A year ago, we reported on the bottoming out of the crisis: After COVID-related slump, Batya Blankers’ team founded the new Future of Work Fund and aims to support up to 10,000 students in Africa. Where does CHANCEN International stand today?
“Most of it worked out,” says Batya Blankers, Managing Director of CHANCEN International gGmbH, happily. The native South African (born in 1988) had gone through a roller coaster of moods in recent months; but never lost her goal and her optimism. And she was right: the year 2021 could be the breakthrough for CHANCEN International.
As a reminder, in 2020, the subsidiary of the German cooperative initially had to significantly scale back its plans in Rwanda due to the pandemic. But then new doors opened: In the fall of 2020, the Basel-based UBS Optimus Foundation pledged seed funding for the launch of a new company, Future of Work Fund plc, based in Kigali, Rwanda. This enabled the company to be established and the first relevant legal details to be clarified.
Further discussions with the U.S. development bank DFC, with lawyers and with some larger impact investors then resulted in a sophisticated structure for this fund, with which a total of 21 million U.S. dollars in equity and debt capital can be collected. Of this, the debt capital has already been completely committed; sponsors are only still being sought for the students’ participation in the education fund. Background: Two million US dollars of equity capital are necessary to secure the investors, of which 0.5 million USD are still missing (as of November 2021). With the capital of this fund, the tuition or training fees – including living on campus – for 10,000 young people from Rwanda, Kenya and South Africa can be financed for an education close to the labour market. The concept for the financing is – just like in Germany – the Income Share Agreement (ISA): First, investments are made in education, then the educated pay back the support according to their financial possibilities. Over-indebtedness among young people, as is possible and also happens time and again with a bank loan, is ruled out with this concept. “For this reason, I used it myself as a student.

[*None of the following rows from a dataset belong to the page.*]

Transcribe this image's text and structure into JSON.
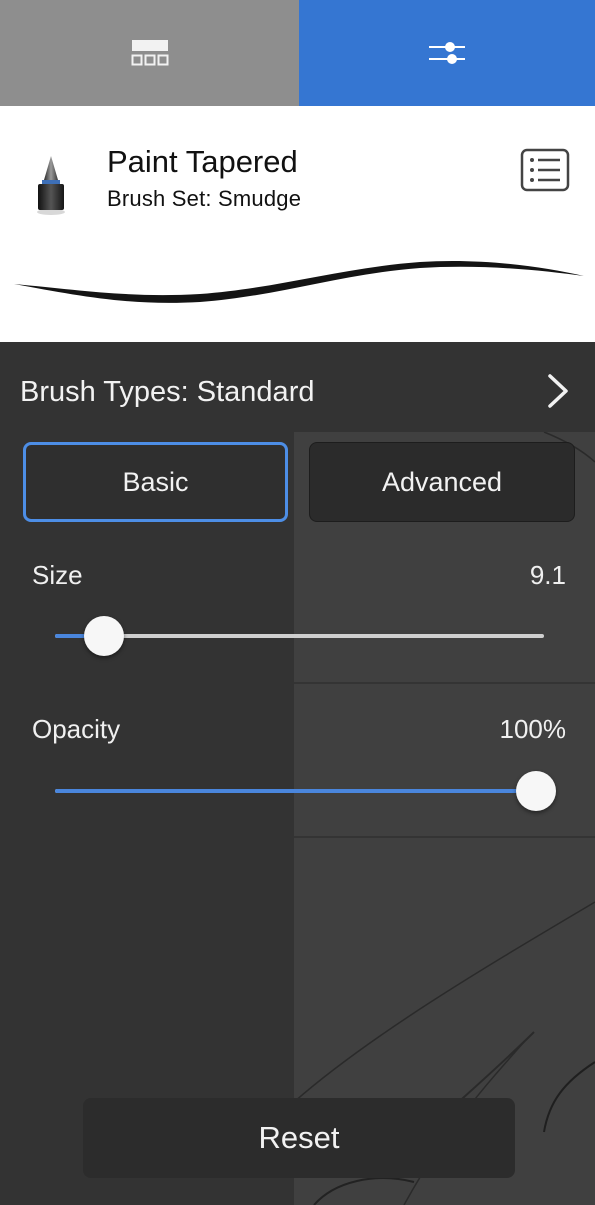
{
  "tabs": [
    {
      "name": "brush-library",
      "icon": "grid-icon",
      "color": "#8e8e8e"
    },
    {
      "name": "brush-settings",
      "icon": "sliders-icon",
      "color": "#3576d2"
    }
  ],
  "brush": {
    "name": "Paint Tapered",
    "set_label": "Brush Set: Smudge",
    "icon": "paint-brush-icon",
    "list_icon": "list-icon"
  },
  "panel": {
    "brush_types_label": "Brush Types: Standard",
    "chevron_icon": "chevron-right-icon",
    "segments": {
      "basic": "Basic",
      "advanced": "Advanced",
      "selected": "basic"
    },
    "sliders": [
      {
        "label": "Size",
        "value": "9.1",
        "fraction": 0.1
      },
      {
        "label": "Opacity",
        "value": "100%",
        "fraction": 1.0
      }
    ],
    "reset_label": "Reset"
  },
  "colors": {
    "accent": "#3576d2",
    "slider_fill": "#4a86dd",
    "panel_bg": "#333333"
  }
}
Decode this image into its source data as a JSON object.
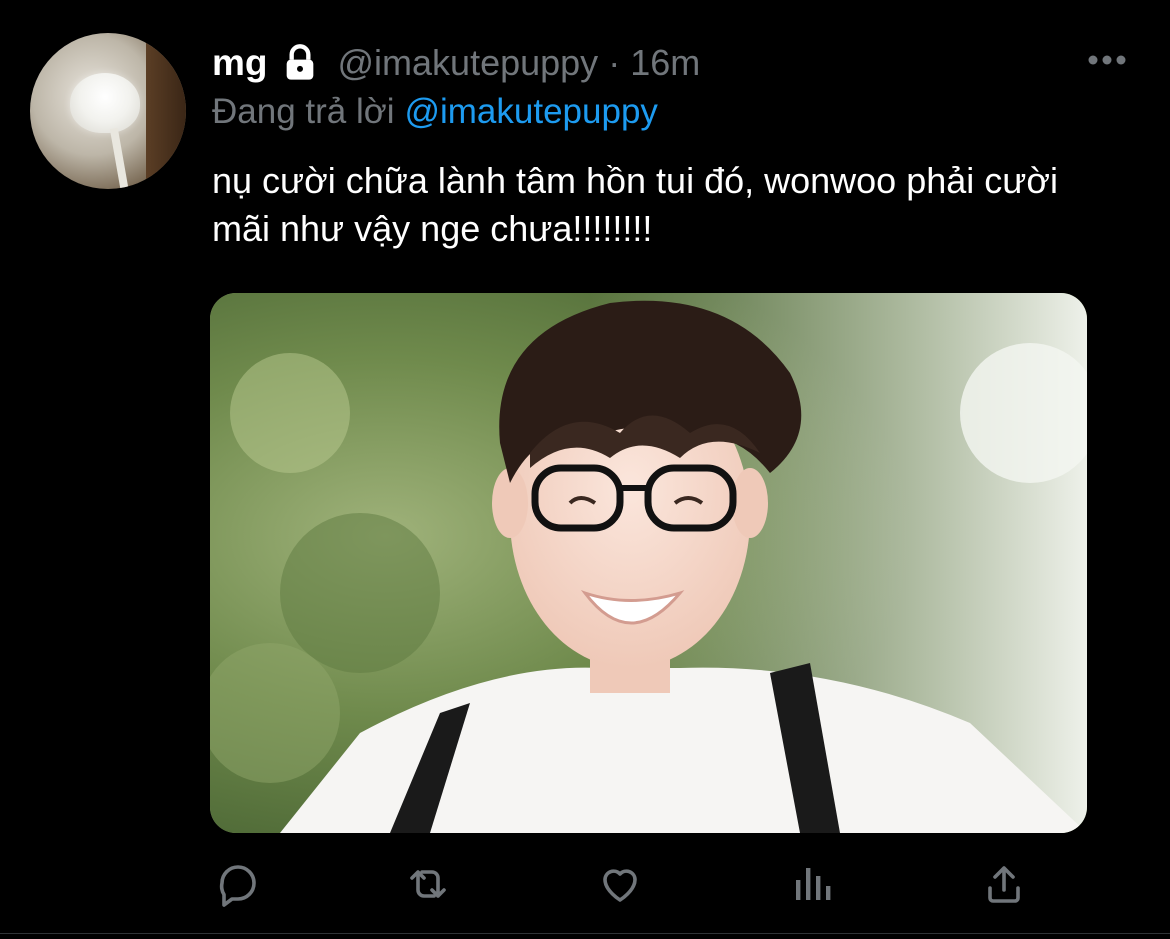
{
  "tweet": {
    "display_name": "mg",
    "handle": "@imakutepuppy",
    "separator": "·",
    "time": "16m",
    "reply_prefix": "Đang trả lời",
    "reply_to": "@imakutepuppy",
    "text": "nụ cười chữa lành tâm hồn tui đó, wonwoo phải cười mãi như vậy nge chưa!!!!!!!!"
  },
  "icons": {
    "lock": "lock-icon",
    "more": "more-icon",
    "reply": "reply-icon",
    "retweet": "retweet-icon",
    "like": "heart-icon",
    "views": "analytics-icon",
    "share": "share-icon"
  },
  "colors": {
    "background": "#000000",
    "text_primary": "#ffffff",
    "text_secondary": "#71767b",
    "accent": "#1d9bf0"
  }
}
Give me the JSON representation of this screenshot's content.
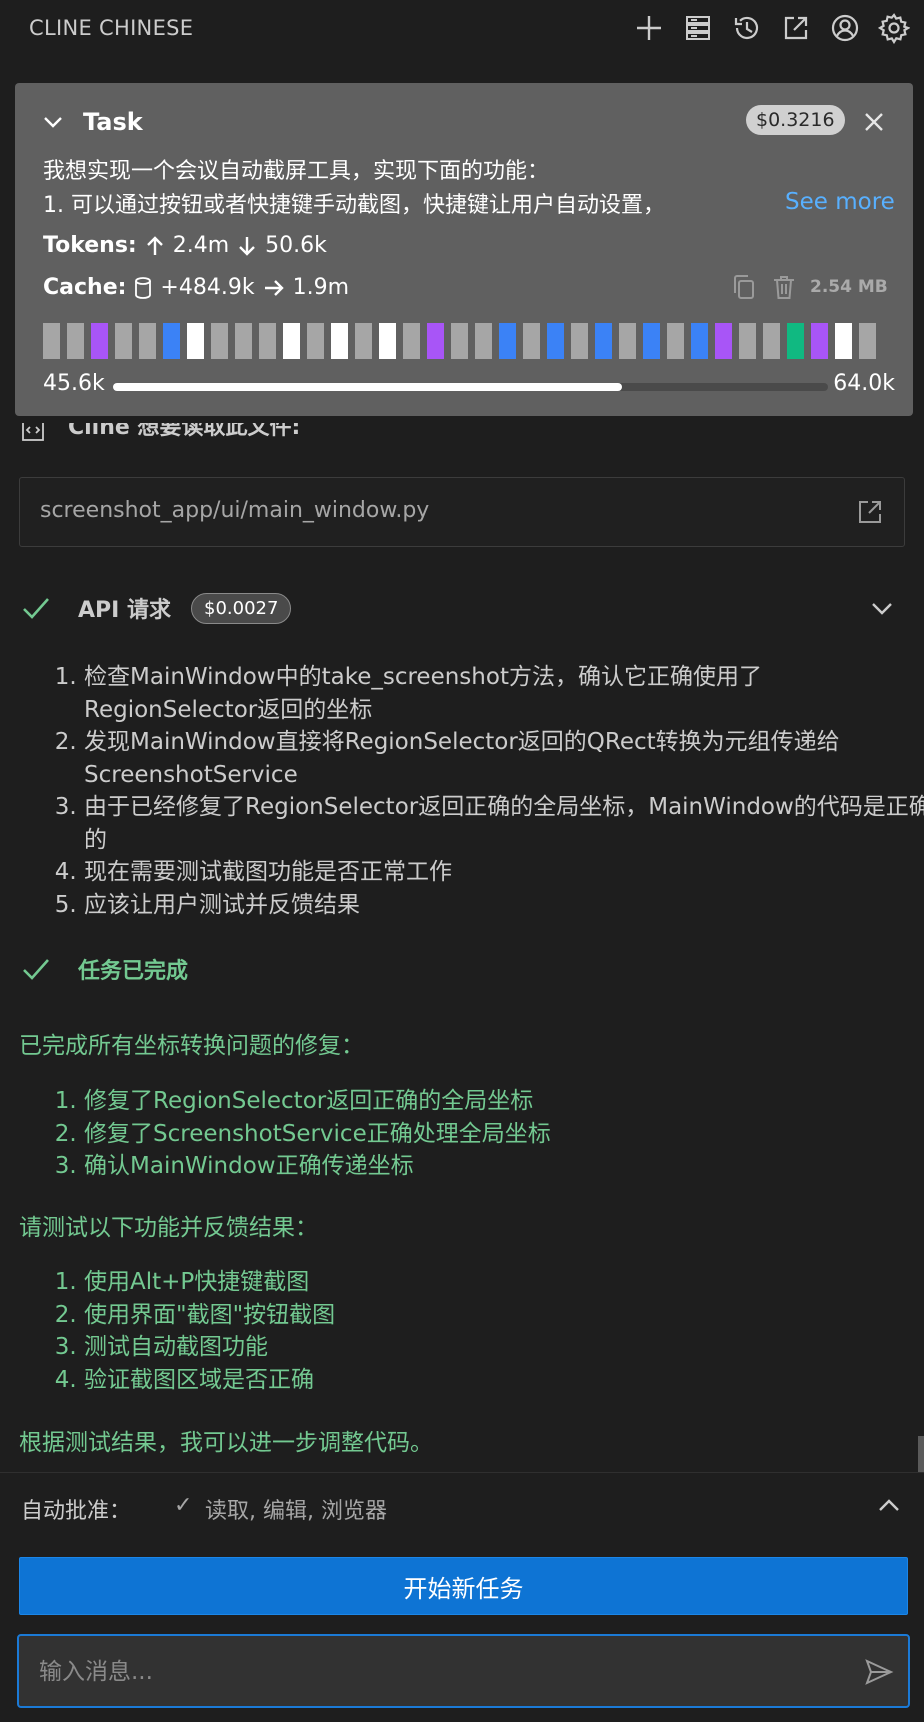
{
  "app": {
    "title": "CLINE CHINESE"
  },
  "topbar": {
    "icons": [
      "plus-icon",
      "server-icon",
      "history-icon",
      "external-link-icon",
      "account-icon",
      "settings-icon"
    ]
  },
  "task": {
    "title": "Task",
    "cost": "$0.3216",
    "text_line1": "我想实现一个会议自动截屏工具，实现下面的功能：",
    "text_line2": "1. 可以通过按钮或者快捷键手动截图，快捷键让用户自动设置，",
    "see_more": "See more",
    "tokens_label": "Tokens:",
    "tokens_in": "2.4m",
    "tokens_out": "50.6k",
    "cache_label": "Cache:",
    "cache_write": "+484.9k",
    "cache_read": "1.9m",
    "size": "2.54 MB",
    "context_used": "45.6k",
    "context_total": "64.0k",
    "context_fraction": 0.712
  },
  "colors": {
    "gray": "#a6a6a6",
    "purple": "#a855f7",
    "blue": "#3b82f6",
    "white": "#ffffff",
    "green": "#10b981",
    "success_text": "#73c991",
    "accent": "#0e74d4"
  },
  "segments": [
    "gray",
    "gray",
    "purple",
    "gray",
    "gray",
    "blue",
    "white",
    "gray",
    "gray",
    "gray",
    "white",
    "gray",
    "white",
    "gray",
    "white",
    "gray",
    "purple",
    "gray",
    "gray",
    "blue",
    "gray",
    "blue",
    "gray",
    "blue",
    "gray",
    "blue",
    "gray",
    "blue",
    "purple",
    "gray",
    "gray",
    "green",
    "purple",
    "white",
    "gray"
  ],
  "file_read": {
    "header": "Cline 想要读取此文件:",
    "path": "screenshot_app/ui/main_window.py"
  },
  "api": {
    "title": "API 请求",
    "cost": "$0.0027",
    "steps": [
      "检查MainWindow中的take_screenshot方法，确认它正确使用了RegionSelector返回的坐标",
      "发现MainWindow直接将RegionSelector返回的QRect转换为元组传递给ScreenshotService",
      "由于已经修复了RegionSelector返回正确的全局坐标，MainWindow的代码是正确的",
      "现在需要测试截图功能是否正常工作",
      "应该让用户测试并反馈结果"
    ]
  },
  "completion": {
    "title": "任务已完成",
    "intro": "已完成所有坐标转换问题的修复：",
    "fixes": [
      "修复了RegionSelector返回正确的全局坐标",
      "修复了ScreenshotService正确处理全局坐标",
      "确认MainWindow正确传递坐标"
    ],
    "test_intro": "请测试以下功能并反馈结果：",
    "tests": [
      "使用Alt+P快捷键截图",
      "使用界面\"截图\"按钮截图",
      "测试自动截图功能",
      "验证截图区域是否正确"
    ],
    "conclusion": "根据测试结果，我可以进一步调整代码。"
  },
  "auto_approve": {
    "label": "自动批准：",
    "check": "✓",
    "values": "读取, 编辑, 浏览器"
  },
  "new_task_button": "开始新任务",
  "input": {
    "placeholder": "输入消息...",
    "value": ""
  }
}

That’s also why I’m absolutely convinced that it’s the right instrument for financing education:”; Blankers emphasizes.
But that wasn’t the only success.
In June 2021, 341 young people successfully completed their studies at Davis College. This brought the total number of graduates financed through CI to date to 490. Of these, 59 percent have already found a job, and 289 are already paying back the agreed 15 percent of their income, as they exceed the minimum income of around 80 euros per month.
New education partners were found.
CI started with two education partners in Rwanda, the Kepler Institute and the Akilah Institute, both in Kigali/Rwanda. In the meantime, there is a pilot project to expand the ISA offer in South Africa; the first four South Africans started their training in fall 2021. For this, CHANCEN International is working with BluLever, a craft training center, and thanks to an individual donation from the Dell Foundation, with WaFunda, an educational center from South Africa. If everything works out as expected, CHANCEN International will make its know-how available for a manageable license fee and will not need to set up its own organization in the country on the Cape of Good Hope.
The organization has grown in size.
Due to various regulatory requirements in Germany as well as in Africa, CHANCEN International has now grown into a group that also has corresponding control structures (governance), such as a board for the subsidiary CHANCEN Rwanda Pty Ltd by Guarantee, which includes external members for control in addition to the management (so-called one-tier model). This now also includes a Finance Committee and a Governance Committee.
As the year draws to a close, Batya Blankers is confident that the fund will get off to a successful start. It only depends on the last missing quantum of own funds, then a projection of 2,000 new students can be admitted for the year 2022. And then, says Blankers, “the wheel will start to roll, and it won’t be so easy to stop it then. That’s what I dream of.”